§ **Brief**: The expected output is a copy of every line in the records with the string "ImporterService".

§ **Data about app and page elements**:
Segment Open

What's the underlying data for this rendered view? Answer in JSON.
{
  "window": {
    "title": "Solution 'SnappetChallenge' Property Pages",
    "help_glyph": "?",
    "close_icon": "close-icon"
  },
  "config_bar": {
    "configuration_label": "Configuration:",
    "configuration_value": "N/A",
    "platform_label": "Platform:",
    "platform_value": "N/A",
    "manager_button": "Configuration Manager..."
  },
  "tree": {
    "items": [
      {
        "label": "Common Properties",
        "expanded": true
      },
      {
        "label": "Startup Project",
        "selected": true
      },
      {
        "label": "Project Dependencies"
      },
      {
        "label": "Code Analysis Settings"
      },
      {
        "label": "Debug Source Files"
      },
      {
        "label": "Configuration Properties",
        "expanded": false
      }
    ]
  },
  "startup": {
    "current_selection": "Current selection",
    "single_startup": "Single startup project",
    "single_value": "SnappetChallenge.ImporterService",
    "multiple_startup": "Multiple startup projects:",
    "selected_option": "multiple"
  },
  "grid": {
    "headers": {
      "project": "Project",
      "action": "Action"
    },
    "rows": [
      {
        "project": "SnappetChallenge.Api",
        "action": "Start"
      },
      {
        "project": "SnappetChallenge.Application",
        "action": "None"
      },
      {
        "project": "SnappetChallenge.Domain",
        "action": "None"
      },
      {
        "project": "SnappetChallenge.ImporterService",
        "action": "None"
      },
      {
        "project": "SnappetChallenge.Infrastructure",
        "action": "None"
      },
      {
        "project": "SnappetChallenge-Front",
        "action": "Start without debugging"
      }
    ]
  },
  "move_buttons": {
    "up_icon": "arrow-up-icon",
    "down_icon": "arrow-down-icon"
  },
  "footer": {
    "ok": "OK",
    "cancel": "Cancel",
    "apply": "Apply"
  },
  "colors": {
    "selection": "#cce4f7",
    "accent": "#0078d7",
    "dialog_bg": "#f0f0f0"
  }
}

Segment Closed

§ **Solution for this task**:
    "single_value": "SnappetChallenge.ImporterService",
        "project": "SnappetChallenge.ImporterService",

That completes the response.